In France, a small café on the water was called “the frog”, which connected light footbridges that were thrown across the tiny islands to the shore.
As a rule, such places were a place where girls of easy-going behavior looked for, who came with gentlemen or alone, dressed defiantly and attracted buyers with clear cries. Perhaps it is because of these cries that they were called “frogs” – they sit on the water, make loud noises, the association could be quite unequivocal.
Monet is a famous landscape painter, and even when depicting a splash pool he was more interested in nature than people. Renoir, his friend, painted this place with him, but in his picture people, their poses, and costumes attract much more attention.
Monet is fascinated by nature, habitually giving it a little more brilliance than it actually was.
Thin bridges, playground paddling, a covered gazebo, people crowding on them, all this is planned in Monet’s sketchy, light, careless movements of the brush. Without looking closely, it is impossible to understand who exactly is depicted in the picture, and what they do. Even a light green woody background is smeared.
But Monet’s foreground is fascinated.

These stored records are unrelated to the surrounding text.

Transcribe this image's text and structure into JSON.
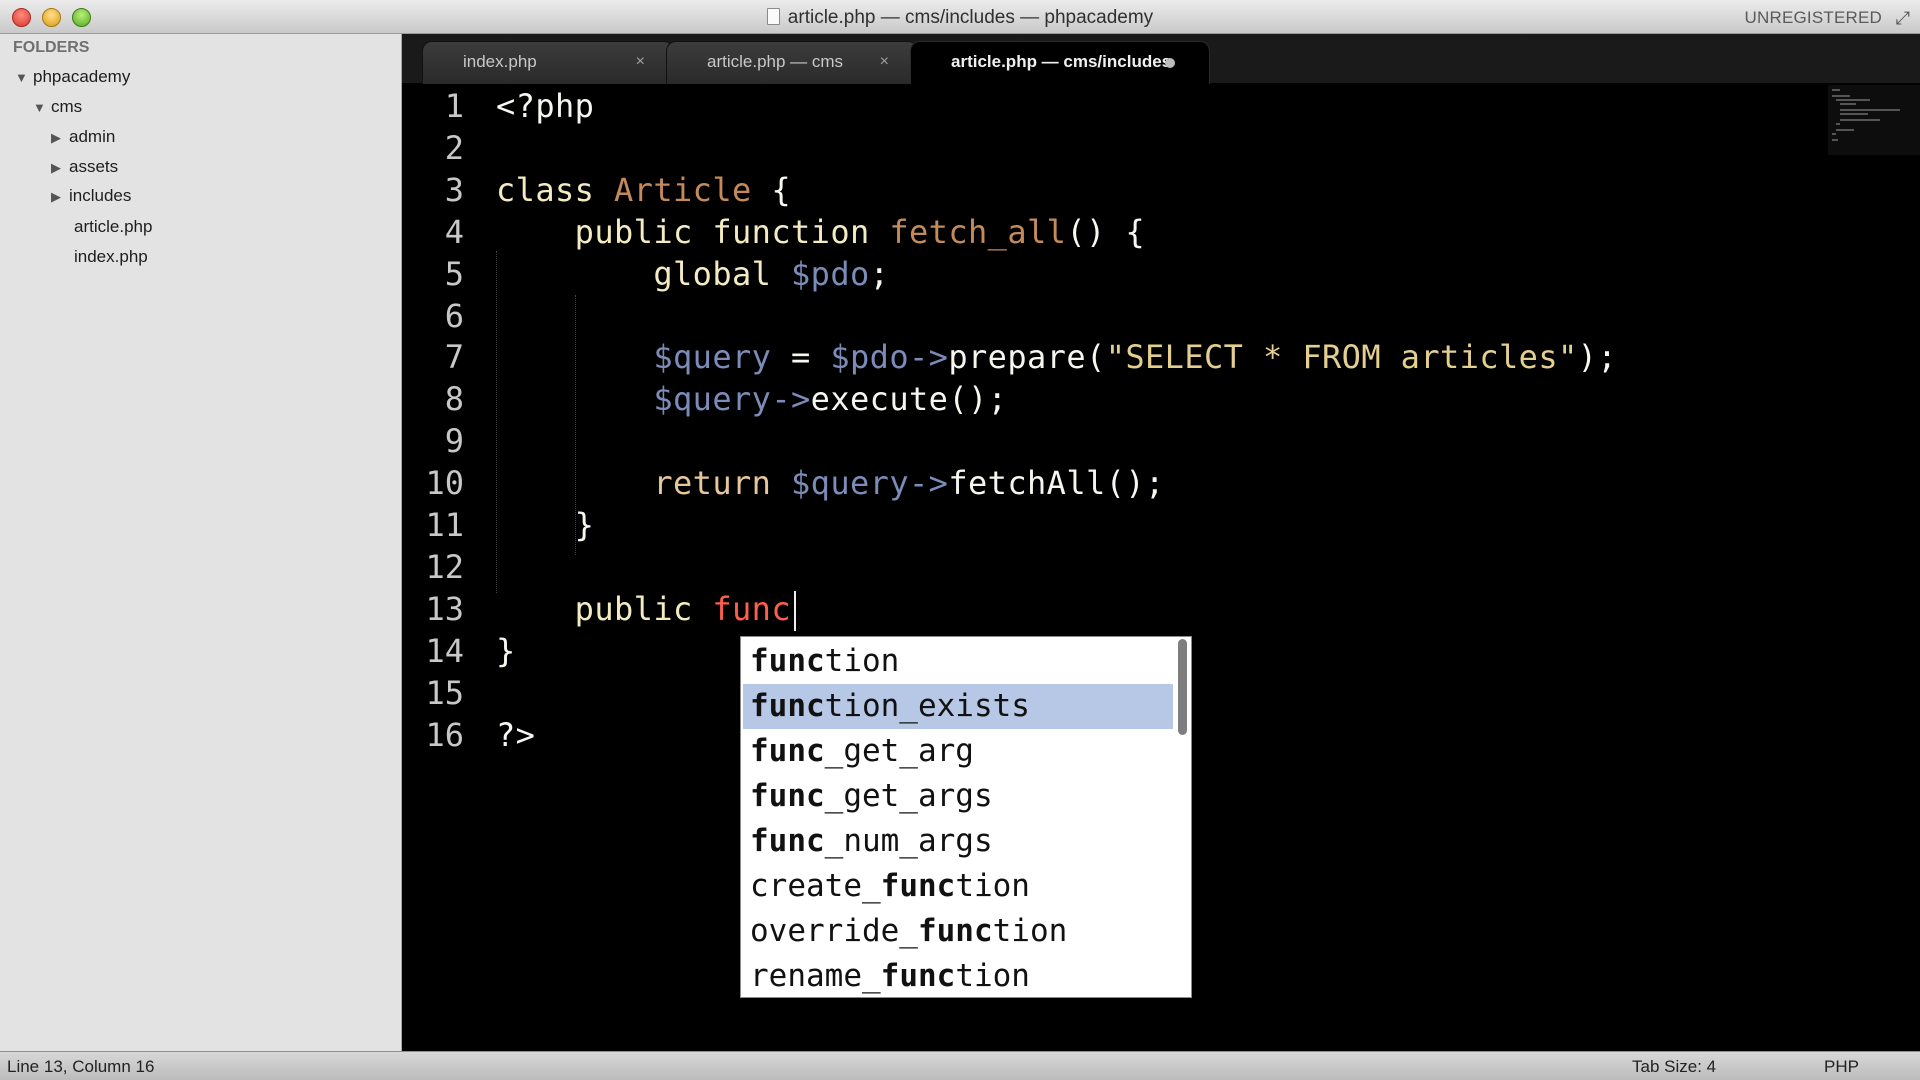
{
  "window": {
    "title": "article.php — cms/includes — phpacademy",
    "license": "UNREGISTERED"
  },
  "sidebar": {
    "header": "FOLDERS",
    "tree": [
      {
        "label": "phpacademy",
        "type": "folder",
        "expanded": true,
        "depth": 0
      },
      {
        "label": "cms",
        "type": "folder",
        "expanded": true,
        "depth": 1
      },
      {
        "label": "admin",
        "type": "folder",
        "expanded": false,
        "depth": 2
      },
      {
        "label": "assets",
        "type": "folder",
        "expanded": false,
        "depth": 2
      },
      {
        "label": "includes",
        "type": "folder",
        "expanded": false,
        "depth": 2
      },
      {
        "label": "article.php",
        "type": "file",
        "depth": 2
      },
      {
        "label": "index.php",
        "type": "file",
        "depth": 2
      }
    ]
  },
  "tabs": [
    {
      "label": "index.php",
      "active": false,
      "close": "×"
    },
    {
      "label": "article.php — cms",
      "active": false,
      "close": "×"
    },
    {
      "label": "article.php — cms/includes",
      "active": true,
      "modified": true
    }
  ],
  "editor": {
    "lines": [
      {
        "n": "1",
        "code": "<?php"
      },
      {
        "n": "2",
        "code": ""
      },
      {
        "n": "3",
        "code": "class Article {"
      },
      {
        "n": "4",
        "code": "    public function fetch_all() {"
      },
      {
        "n": "5",
        "code": "        global $pdo;"
      },
      {
        "n": "6",
        "code": ""
      },
      {
        "n": "7",
        "code": "        $query = $pdo->prepare(\"SELECT * FROM articles\");"
      },
      {
        "n": "8",
        "code": "        $query->execute();"
      },
      {
        "n": "9",
        "code": ""
      },
      {
        "n": "10",
        "code": "        return $query->fetchAll();"
      },
      {
        "n": "11",
        "code": "    }"
      },
      {
        "n": "12",
        "code": ""
      },
      {
        "n": "13",
        "code": "    public func"
      },
      {
        "n": "14",
        "code": "}"
      },
      {
        "n": "15",
        "code": ""
      },
      {
        "n": "16",
        "code": "?>"
      }
    ]
  },
  "autocomplete": {
    "typed": "func",
    "selected_index": 1,
    "items": [
      "function",
      "function_exists",
      "func_get_arg",
      "func_get_args",
      "func_num_args",
      "create_function",
      "override_function",
      "rename_function"
    ]
  },
  "status": {
    "position": "Line 13, Column 16",
    "tab_size": "Tab Size: 4",
    "syntax": "PHP"
  },
  "colors": {
    "editor_bg": "#000000",
    "selection": "#b7c7e6",
    "keyword": "#f4ecc0",
    "class_name": "#c48a5a",
    "variable": "#7c8cb8",
    "string": "#e3cf8f",
    "typing": "#ff5e4d"
  }
}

The boats are drawn, gently rocking on the waves, and the waves themselves are discharged in such a way that it seems, you can hear them splashing on the sides and on the beach as if the artist only outlined everything else with quick touches of the brush, and he shined his foreground for a long time, admired them, worked on them.
This contrast looks rather strange – it’s hard to believe that a person who knows how to be so delicate in the image of nature is indifferent to people so much that he doesn’t draw them at all and don’t give them time or mental strength